Thus if a critical flaw appears on, randomly, almost 100% of the sold CPU in the world, developers may be able to understand the huge quantity of problems which will fall. Other example, if a web giant is angry with another giant and removes its certificats from the store due to a misuse of user agreement, developers may be the most aware people and can warn their colleagues and chiefs about this problem which can be spread to all users. A last example, if a flaw has been found and perhaps with exploits on a library or a tool all projects of the company use, developers should be ready to evaluate the risk, to apply the patches and to warn. So let them enough time to read, check and react! These examples above are not invented, they were true facts (from Ars Technica, The Verge, and Tech Crunch). Thus if your chiefs do not understand the gain to make tech watch, talk to them including money. And with koalas.
Worried about to miss something? Have a look on CERT-FR, CVE, Google Project Zero or US-CERT.
Good question and I do not know the perfect solution.
Bookmarks of your web browser are cool, but with too much references it will be a pain. Some tools like Pocket can be efficient but never tried with a large amount of documents. Using social networks to share content is a good idea, but choose the good tool. Some companies used places within Google+ to share data… woops, Google+ closed. Sharing a spreadsheet? Ok but too much 90'.
Personally on my week-ends I implemented my own solution. A spreadsheet with its sheets exported to CSV, then parsed to HTML and JSON contents feeding my PWA with a Ruby web service. And a terminal so as to deal with the logic of my program without using a GUI. I had a lot of time to kill and it worked. Why not uploading the project on a server? Good idea.
As a developer you should make tech watch.
It is the only thing you should remember here. You have to do it. Your boss must provide you resources to make it. But a good tech watch is not done behind your own desk. You should share things you found with your colleagues. Go to meetups, attend to events, talk with people outside your scope. By essence we work on a fucking living world where each day new tools to discover and new rules to learn appear.

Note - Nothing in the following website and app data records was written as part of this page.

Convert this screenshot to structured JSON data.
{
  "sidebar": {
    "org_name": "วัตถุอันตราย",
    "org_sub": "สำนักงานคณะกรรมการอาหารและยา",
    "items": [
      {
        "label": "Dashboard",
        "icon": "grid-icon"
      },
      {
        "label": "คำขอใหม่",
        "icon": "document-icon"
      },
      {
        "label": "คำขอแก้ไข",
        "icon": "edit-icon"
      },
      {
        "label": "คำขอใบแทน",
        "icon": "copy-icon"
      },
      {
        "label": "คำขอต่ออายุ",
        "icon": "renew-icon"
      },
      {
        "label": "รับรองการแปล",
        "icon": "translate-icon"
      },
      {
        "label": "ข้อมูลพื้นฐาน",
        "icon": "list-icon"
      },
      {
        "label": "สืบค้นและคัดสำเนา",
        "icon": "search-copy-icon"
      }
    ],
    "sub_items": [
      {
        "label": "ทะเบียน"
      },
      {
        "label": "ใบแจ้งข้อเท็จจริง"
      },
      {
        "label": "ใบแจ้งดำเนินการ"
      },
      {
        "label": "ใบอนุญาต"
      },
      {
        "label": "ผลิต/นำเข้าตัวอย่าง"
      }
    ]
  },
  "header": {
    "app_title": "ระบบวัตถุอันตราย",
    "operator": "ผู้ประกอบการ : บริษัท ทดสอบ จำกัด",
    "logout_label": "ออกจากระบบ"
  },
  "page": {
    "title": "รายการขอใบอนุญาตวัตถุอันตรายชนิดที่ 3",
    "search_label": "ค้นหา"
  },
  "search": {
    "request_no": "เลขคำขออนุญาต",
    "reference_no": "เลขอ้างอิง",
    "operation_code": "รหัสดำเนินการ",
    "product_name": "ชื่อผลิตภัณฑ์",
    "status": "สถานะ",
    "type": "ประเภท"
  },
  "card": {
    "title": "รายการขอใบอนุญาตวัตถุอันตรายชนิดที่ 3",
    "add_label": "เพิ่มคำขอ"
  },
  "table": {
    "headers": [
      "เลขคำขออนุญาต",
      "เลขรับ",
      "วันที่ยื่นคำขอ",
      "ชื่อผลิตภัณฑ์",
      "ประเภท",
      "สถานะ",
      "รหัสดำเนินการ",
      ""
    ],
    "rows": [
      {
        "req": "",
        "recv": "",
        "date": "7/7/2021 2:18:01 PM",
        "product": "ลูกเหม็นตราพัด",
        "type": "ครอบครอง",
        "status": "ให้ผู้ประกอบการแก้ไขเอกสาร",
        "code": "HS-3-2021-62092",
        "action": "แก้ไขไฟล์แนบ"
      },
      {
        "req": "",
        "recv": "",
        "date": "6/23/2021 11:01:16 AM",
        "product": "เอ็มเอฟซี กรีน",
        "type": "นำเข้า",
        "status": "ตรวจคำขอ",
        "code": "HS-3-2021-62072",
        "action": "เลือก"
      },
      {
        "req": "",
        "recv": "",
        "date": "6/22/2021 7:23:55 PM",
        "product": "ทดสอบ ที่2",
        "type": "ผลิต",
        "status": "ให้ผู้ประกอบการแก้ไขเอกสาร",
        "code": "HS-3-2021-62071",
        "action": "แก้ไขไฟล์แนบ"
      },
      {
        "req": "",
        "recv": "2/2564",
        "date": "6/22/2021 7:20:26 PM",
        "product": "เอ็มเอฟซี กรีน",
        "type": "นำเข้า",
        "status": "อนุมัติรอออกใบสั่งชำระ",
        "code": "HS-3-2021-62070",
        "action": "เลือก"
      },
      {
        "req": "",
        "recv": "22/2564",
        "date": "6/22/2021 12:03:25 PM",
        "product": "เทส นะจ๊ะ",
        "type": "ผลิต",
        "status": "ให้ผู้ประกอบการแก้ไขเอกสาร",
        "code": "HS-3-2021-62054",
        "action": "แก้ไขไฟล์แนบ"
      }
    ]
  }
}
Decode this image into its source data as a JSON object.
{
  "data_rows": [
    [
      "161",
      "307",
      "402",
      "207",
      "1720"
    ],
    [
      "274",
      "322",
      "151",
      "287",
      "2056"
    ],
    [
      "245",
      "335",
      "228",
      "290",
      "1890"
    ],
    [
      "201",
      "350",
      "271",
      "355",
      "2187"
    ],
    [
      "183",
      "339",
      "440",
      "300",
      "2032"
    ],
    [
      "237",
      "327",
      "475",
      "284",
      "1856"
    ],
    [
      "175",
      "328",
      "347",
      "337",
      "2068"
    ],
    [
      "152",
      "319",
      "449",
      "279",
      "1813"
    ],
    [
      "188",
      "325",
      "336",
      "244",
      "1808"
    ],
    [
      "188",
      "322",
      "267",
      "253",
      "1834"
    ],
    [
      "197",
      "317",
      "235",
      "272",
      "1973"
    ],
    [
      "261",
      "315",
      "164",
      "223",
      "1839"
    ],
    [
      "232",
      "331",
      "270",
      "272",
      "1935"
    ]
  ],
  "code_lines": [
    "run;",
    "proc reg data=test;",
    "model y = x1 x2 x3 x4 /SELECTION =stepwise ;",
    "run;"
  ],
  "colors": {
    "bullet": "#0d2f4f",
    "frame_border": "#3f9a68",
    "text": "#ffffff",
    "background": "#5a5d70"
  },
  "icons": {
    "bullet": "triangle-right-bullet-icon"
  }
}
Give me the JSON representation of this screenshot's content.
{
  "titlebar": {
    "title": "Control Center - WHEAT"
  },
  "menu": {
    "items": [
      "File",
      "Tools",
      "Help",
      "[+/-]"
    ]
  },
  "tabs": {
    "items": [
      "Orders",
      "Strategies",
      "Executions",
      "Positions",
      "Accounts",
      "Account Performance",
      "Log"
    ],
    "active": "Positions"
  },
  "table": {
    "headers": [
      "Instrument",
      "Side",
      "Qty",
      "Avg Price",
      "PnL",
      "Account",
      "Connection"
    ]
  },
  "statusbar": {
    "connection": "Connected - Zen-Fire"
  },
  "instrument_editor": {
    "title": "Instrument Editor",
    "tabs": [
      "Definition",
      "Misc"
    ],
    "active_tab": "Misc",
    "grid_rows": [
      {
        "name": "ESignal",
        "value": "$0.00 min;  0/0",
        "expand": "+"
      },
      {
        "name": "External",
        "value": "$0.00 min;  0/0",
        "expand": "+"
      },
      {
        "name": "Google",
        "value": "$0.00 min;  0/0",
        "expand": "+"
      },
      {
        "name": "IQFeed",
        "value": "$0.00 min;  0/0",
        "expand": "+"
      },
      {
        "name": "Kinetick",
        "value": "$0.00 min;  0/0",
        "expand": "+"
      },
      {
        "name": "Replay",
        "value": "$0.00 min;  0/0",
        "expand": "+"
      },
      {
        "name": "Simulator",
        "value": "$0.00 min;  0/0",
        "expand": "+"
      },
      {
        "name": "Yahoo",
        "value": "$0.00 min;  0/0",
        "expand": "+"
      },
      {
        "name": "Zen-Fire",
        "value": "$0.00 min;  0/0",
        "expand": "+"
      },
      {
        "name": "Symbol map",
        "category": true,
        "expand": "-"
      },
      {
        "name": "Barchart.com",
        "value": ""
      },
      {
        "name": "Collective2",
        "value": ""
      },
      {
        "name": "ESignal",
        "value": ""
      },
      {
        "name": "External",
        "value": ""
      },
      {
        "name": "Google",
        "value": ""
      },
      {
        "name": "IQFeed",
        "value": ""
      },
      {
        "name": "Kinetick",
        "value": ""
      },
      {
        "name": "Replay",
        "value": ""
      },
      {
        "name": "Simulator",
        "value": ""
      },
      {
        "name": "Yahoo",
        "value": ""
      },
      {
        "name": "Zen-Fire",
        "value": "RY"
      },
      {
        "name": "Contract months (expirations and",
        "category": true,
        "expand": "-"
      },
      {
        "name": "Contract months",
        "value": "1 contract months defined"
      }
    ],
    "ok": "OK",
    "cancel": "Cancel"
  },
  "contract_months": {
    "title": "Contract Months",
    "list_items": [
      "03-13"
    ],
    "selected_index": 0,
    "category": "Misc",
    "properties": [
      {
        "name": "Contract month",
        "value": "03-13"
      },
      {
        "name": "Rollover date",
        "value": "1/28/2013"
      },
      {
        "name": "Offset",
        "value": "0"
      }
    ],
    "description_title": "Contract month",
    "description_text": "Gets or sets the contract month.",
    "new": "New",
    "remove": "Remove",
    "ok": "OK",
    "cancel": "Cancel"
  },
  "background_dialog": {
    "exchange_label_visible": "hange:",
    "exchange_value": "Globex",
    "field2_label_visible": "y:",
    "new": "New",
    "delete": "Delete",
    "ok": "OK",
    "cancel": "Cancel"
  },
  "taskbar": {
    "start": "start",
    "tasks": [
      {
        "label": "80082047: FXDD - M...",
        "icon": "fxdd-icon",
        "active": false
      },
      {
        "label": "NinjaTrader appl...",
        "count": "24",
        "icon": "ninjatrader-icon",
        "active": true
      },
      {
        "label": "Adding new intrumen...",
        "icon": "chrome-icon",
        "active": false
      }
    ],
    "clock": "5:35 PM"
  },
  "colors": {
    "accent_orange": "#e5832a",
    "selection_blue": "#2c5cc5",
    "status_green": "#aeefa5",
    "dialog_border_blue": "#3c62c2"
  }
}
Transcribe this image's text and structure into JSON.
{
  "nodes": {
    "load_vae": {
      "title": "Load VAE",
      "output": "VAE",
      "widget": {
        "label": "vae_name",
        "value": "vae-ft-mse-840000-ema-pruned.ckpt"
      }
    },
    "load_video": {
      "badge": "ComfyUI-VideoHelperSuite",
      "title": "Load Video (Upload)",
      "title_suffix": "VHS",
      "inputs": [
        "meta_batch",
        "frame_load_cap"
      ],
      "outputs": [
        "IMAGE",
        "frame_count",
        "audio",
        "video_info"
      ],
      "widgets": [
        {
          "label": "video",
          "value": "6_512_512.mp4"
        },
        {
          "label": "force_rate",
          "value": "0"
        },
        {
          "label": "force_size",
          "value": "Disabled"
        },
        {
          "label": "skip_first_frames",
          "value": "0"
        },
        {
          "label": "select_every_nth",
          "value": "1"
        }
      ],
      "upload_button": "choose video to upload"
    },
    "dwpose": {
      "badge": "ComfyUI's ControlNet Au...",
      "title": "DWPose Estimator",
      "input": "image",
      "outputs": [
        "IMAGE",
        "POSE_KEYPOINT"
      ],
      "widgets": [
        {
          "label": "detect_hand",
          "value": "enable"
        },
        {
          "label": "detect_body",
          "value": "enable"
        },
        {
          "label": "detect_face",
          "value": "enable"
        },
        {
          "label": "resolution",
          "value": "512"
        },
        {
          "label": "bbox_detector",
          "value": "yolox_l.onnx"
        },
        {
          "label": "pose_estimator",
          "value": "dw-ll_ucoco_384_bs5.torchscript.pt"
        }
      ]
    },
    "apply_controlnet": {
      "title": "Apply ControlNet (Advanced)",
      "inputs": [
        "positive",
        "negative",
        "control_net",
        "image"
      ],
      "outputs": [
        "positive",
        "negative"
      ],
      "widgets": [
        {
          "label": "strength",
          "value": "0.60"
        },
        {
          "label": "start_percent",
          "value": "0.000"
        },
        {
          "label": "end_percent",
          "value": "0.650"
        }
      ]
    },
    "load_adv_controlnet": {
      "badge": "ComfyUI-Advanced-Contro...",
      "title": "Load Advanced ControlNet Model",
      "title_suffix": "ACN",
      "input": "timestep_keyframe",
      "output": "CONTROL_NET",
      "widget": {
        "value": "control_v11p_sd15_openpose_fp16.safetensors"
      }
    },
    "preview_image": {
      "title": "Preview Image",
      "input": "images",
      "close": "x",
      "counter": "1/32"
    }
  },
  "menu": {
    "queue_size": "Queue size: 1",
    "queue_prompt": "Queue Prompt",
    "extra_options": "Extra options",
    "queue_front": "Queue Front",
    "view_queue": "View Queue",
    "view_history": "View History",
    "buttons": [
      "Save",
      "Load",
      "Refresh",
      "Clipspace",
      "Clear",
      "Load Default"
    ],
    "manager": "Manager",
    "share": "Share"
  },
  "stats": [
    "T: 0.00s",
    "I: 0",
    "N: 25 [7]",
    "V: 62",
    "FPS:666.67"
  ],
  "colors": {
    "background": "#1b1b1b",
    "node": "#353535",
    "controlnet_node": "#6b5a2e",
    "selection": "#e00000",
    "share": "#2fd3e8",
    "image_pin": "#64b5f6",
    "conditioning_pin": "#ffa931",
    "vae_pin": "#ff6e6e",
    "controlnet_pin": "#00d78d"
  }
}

So think ahead, discover, learn and guard. And save koalas ʕ •ᴥ•ʔ